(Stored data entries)
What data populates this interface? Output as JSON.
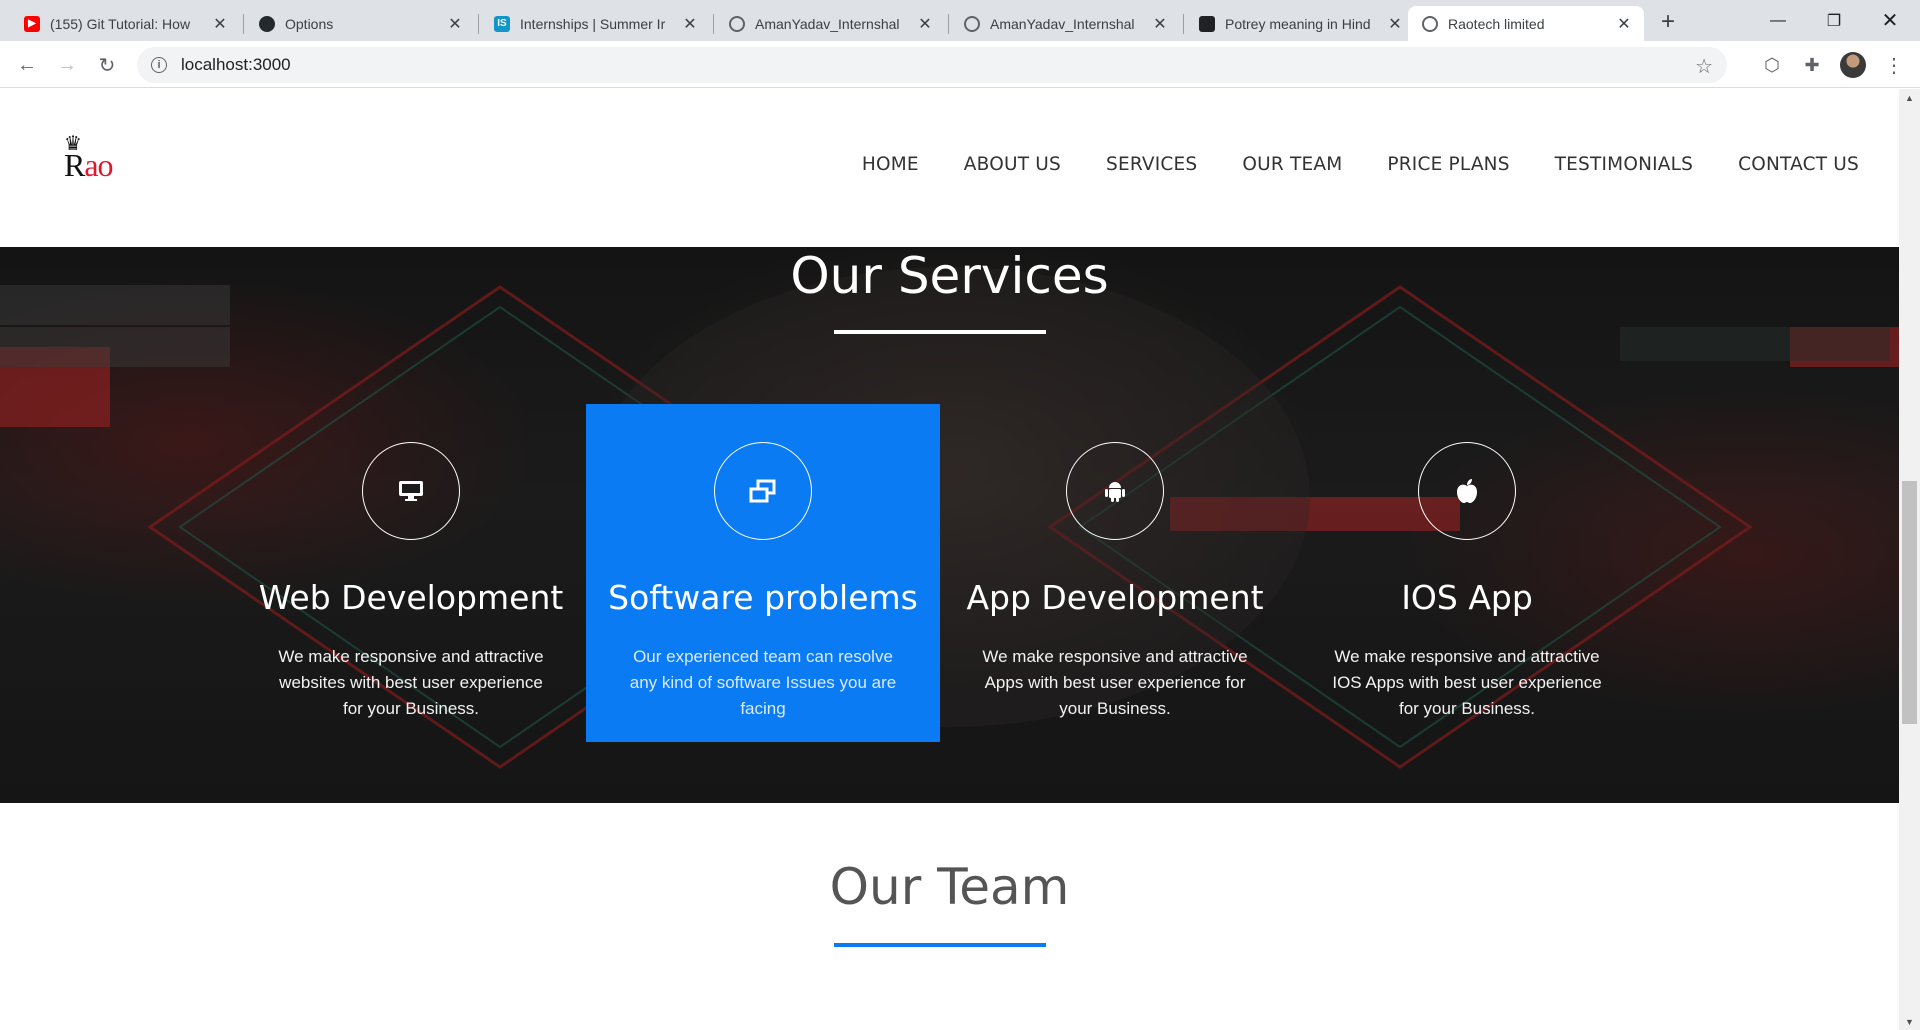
{
  "browser": {
    "tabs": [
      {
        "title": "(155) Git Tutorial: How",
        "icon": "youtube-icon"
      },
      {
        "title": "Options",
        "icon": "github-icon"
      },
      {
        "title": "Internships | Summer Ir",
        "icon": "internshala-icon"
      },
      {
        "title": "AmanYadav_Internshal",
        "icon": "globe-icon"
      },
      {
        "title": "AmanYadav_Internshal",
        "icon": "globe-icon"
      },
      {
        "title": "Potrey meaning in Hind",
        "icon": "dictionary-icon"
      },
      {
        "title": "Raotech limited",
        "icon": "globe-icon"
      }
    ],
    "url": "localhost:3000"
  },
  "site": {
    "logo": {
      "r": "R",
      "ao": "ao"
    },
    "nav": [
      "HOME",
      "ABOUT US",
      "SERVICES",
      "OUR TEAM",
      "PRICE PLANS",
      "TESTIMONIALS",
      "CONTACT US"
    ],
    "services": {
      "title": "Our Services",
      "cards": [
        {
          "icon": "monitor-icon",
          "heading": "Web Development",
          "desc": "We make responsive and attractive websites with best user experience for your Business."
        },
        {
          "icon": "windows-icon",
          "heading": "Software problems",
          "desc": "Our experienced team can resolve any kind of software Issues you are facing"
        },
        {
          "icon": "android-icon",
          "heading": "App Development",
          "desc": "We make responsive and attractive Apps with best user experience for your Business."
        },
        {
          "icon": "apple-icon",
          "heading": "IOS App",
          "desc": "We make responsive and attractive IOS Apps with best user experience for your Business."
        }
      ]
    },
    "team": {
      "title": "Our Team"
    }
  },
  "colors": {
    "accent": "#0a7bf2",
    "logo_red": "#e0162b",
    "nav_text": "#333333"
  }
}
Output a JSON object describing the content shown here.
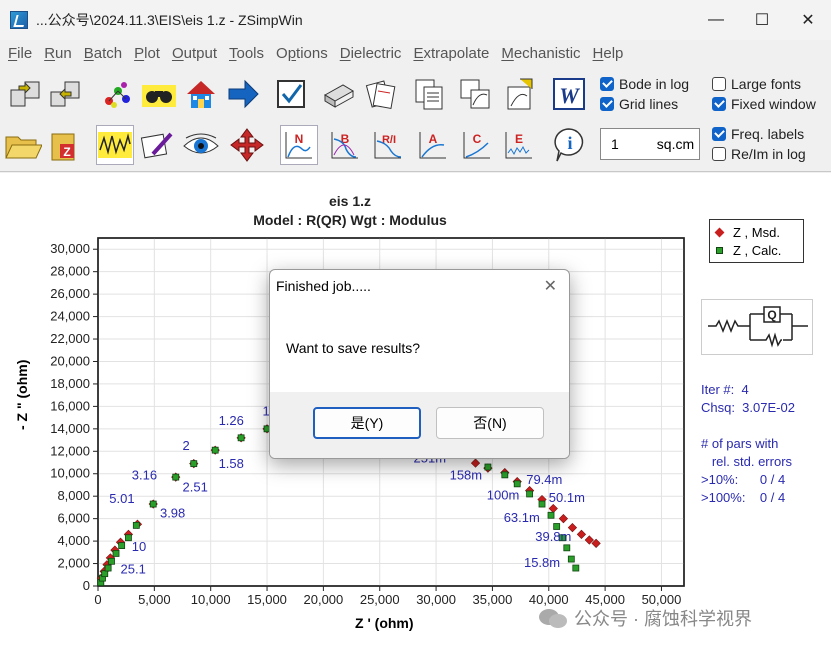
{
  "window": {
    "title": "...公众号\\2024.11.3\\EIS\\eis 1.z - ZSimpWin"
  },
  "menu": [
    "File",
    "Run",
    "Batch",
    "Plot",
    "Output",
    "Tools",
    "Options",
    "Dielectric",
    "Extrapolate",
    "Mechanistic",
    "Help"
  ],
  "menu_underline": [
    "F",
    "R",
    "B",
    "P",
    "O",
    "T",
    "p",
    "D",
    "E",
    "M",
    "H"
  ],
  "options": {
    "bode_in_log": "Bode in log",
    "grid_lines": "Grid lines",
    "large_fonts": "Large fonts",
    "fixed_window": "Fixed window",
    "freq_labels": "Freq. labels",
    "re_im_in_log": "Re/Im in log"
  },
  "area": {
    "value": "1",
    "unit": "sq.cm"
  },
  "plot": {
    "title": "eis 1.z",
    "subtitle": "Model : R(QR)     Wgt : Modulus"
  },
  "legend": {
    "measured": "Z ,  Msd.",
    "calculated": "Z ,  Calc."
  },
  "info": {
    "iter": "Iter #:  4",
    "chsq": "Chsq:  3.07E-02",
    "pars1": "# of pars with",
    "pars2": "   rel. std. errors",
    "gt10": ">10%:      0 / 4",
    "gt100": ">100%:    0 / 4"
  },
  "dialog": {
    "title": "Finished job.....",
    "message": "Want to save results?",
    "yes": "是(Y)",
    "no": "否(N)"
  },
  "watermark": "公众号 · 腐蚀科学视界",
  "colors": {
    "measured": "#c81e1e",
    "calculated": "#2aa02a",
    "freq_label": "#2a2ab0"
  },
  "chart_data": {
    "type": "scatter",
    "xlabel": "Z ' (ohm)",
    "ylabel": "- Z \" (ohm)",
    "xlim": [
      0,
      52000
    ],
    "ylim": [
      0,
      31000
    ],
    "xticks": [
      "0",
      "5,000",
      "10,000",
      "15,000",
      "20,000",
      "25,000",
      "30,000",
      "35,000",
      "40,000",
      "45,000",
      "50,000"
    ],
    "yticks": [
      "0",
      "2,000",
      "4,000",
      "6,000",
      "8,000",
      "10,000",
      "12,000",
      "14,000",
      "16,000",
      "18,000",
      "20,000",
      "22,000",
      "24,000",
      "26,000",
      "28,000",
      "30,000"
    ],
    "series": [
      {
        "name": "Z , Msd.",
        "x": [
          300,
          550,
          800,
          1100,
          1500,
          2000,
          2700,
          3500,
          4900,
          6900,
          8500,
          10400,
          12700,
          15000,
          33500,
          34600,
          36100,
          37200,
          38300,
          39400,
          40400,
          41300,
          42100,
          42900,
          43600,
          44200
        ],
        "y": [
          700,
          1300,
          1900,
          2500,
          3200,
          3900,
          4600,
          5500,
          7300,
          9700,
          10900,
          12100,
          13200,
          14000,
          10950,
          10500,
          10100,
          9300,
          8500,
          7700,
          6900,
          6000,
          5200,
          4600,
          4100,
          3800
        ]
      },
      {
        "name": "Z , Calc.",
        "x": [
          250,
          400,
          600,
          900,
          1200,
          1600,
          2100,
          2700,
          3400,
          4900,
          6900,
          8500,
          10400,
          12700,
          15000,
          34600,
          36100,
          37200,
          38300,
          39400,
          40200,
          40700,
          41200,
          41600,
          42000,
          42400
        ],
        "y": [
          300,
          700,
          1100,
          1600,
          2200,
          2900,
          3600,
          4300,
          5400,
          7300,
          9700,
          10900,
          12100,
          13200,
          14000,
          10600,
          9900,
          9100,
          8200,
          7300,
          6300,
          5300,
          4300,
          3400,
          2400,
          1600
        ]
      }
    ],
    "freq_labels": [
      {
        "text": "1.26",
        "x": 10700,
        "y": 14350
      },
      {
        "text": "1",
        "x": 14600,
        "y": 15200
      },
      {
        "text": "2",
        "x": 7500,
        "y": 12100
      },
      {
        "text": "1.58",
        "x": 10700,
        "y": 10500
      },
      {
        "text": "3.16",
        "x": 3000,
        "y": 9500
      },
      {
        "text": "2.51",
        "x": 7500,
        "y": 8400
      },
      {
        "text": "5.01",
        "x": 1000,
        "y": 7400
      },
      {
        "text": "3.98",
        "x": 5500,
        "y": 6100
      },
      {
        "text": "10",
        "x": 3000,
        "y": 3100
      },
      {
        "text": "25.1",
        "x": 2000,
        "y": 1100
      },
      {
        "text": "251m",
        "x": 28000,
        "y": 11000
      },
      {
        "text": "126m",
        "x": 35400,
        "y": 11300
      },
      {
        "text": "158m",
        "x": 31200,
        "y": 9500
      },
      {
        "text": "79.4m",
        "x": 38000,
        "y": 9100
      },
      {
        "text": "100m",
        "x": 34500,
        "y": 7700
      },
      {
        "text": "50.1m",
        "x": 40000,
        "y": 7500
      },
      {
        "text": "63.1m",
        "x": 36000,
        "y": 5700
      },
      {
        "text": "39.8m",
        "x": 38800,
        "y": 4000
      },
      {
        "text": "15.8m",
        "x": 37800,
        "y": 1700
      }
    ]
  }
}
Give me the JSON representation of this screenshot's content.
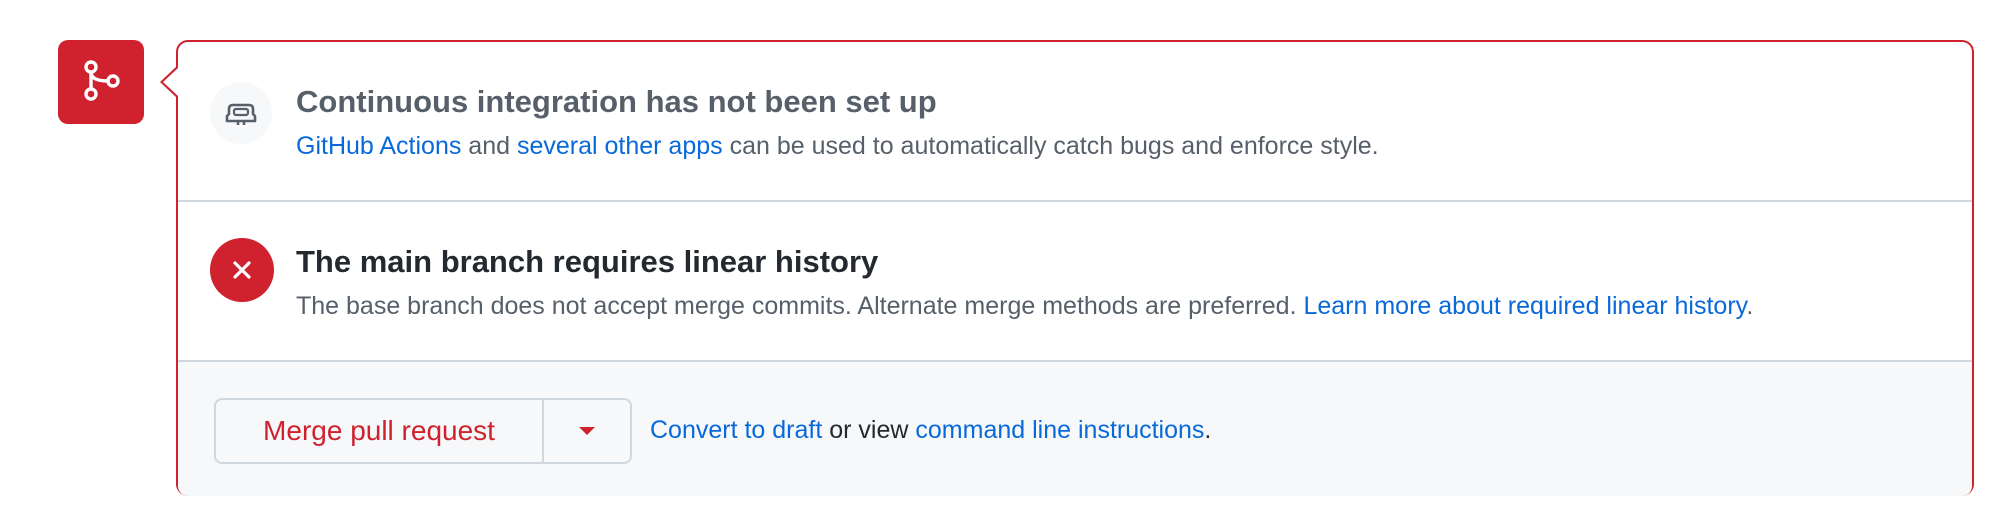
{
  "merge_badge": {
    "icon": "git-merge-icon",
    "color": "#cf222e"
  },
  "ci_section": {
    "icon": "robot-icon",
    "title": "Continuous integration has not been set up",
    "link_actions": "GitHub Actions",
    "text_and": " and ",
    "link_apps": "several other apps",
    "text_rest": " can be used to automatically catch bugs and enforce style."
  },
  "branch_section": {
    "icon": "x-icon",
    "title": "The main branch requires linear history",
    "text": "The base branch does not accept merge commits. Alternate merge methods are preferred. ",
    "link": "Learn more about required linear history",
    "text_end": "."
  },
  "merge_section": {
    "merge_button": "Merge pull request",
    "dropdown_icon": "triangle-down-icon",
    "link_draft": "Convert to draft",
    "text_or": " or view ",
    "link_cli": "command line instructions",
    "text_end": "."
  },
  "colors": {
    "danger": "#cf222e",
    "link": "#0969da",
    "muted": "#57606a",
    "border": "#d0d7de"
  }
}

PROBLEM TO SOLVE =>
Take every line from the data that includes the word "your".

SOLUTION TO THE EXERCISE =>
          "desc": "We make responsive and attractive websites with best user experience for your Business."
          "desc": "We make responsive and attractive Apps with best user experience for your Business."
          "desc": "We make responsive and attractive IOS Apps with best user experience for your Business."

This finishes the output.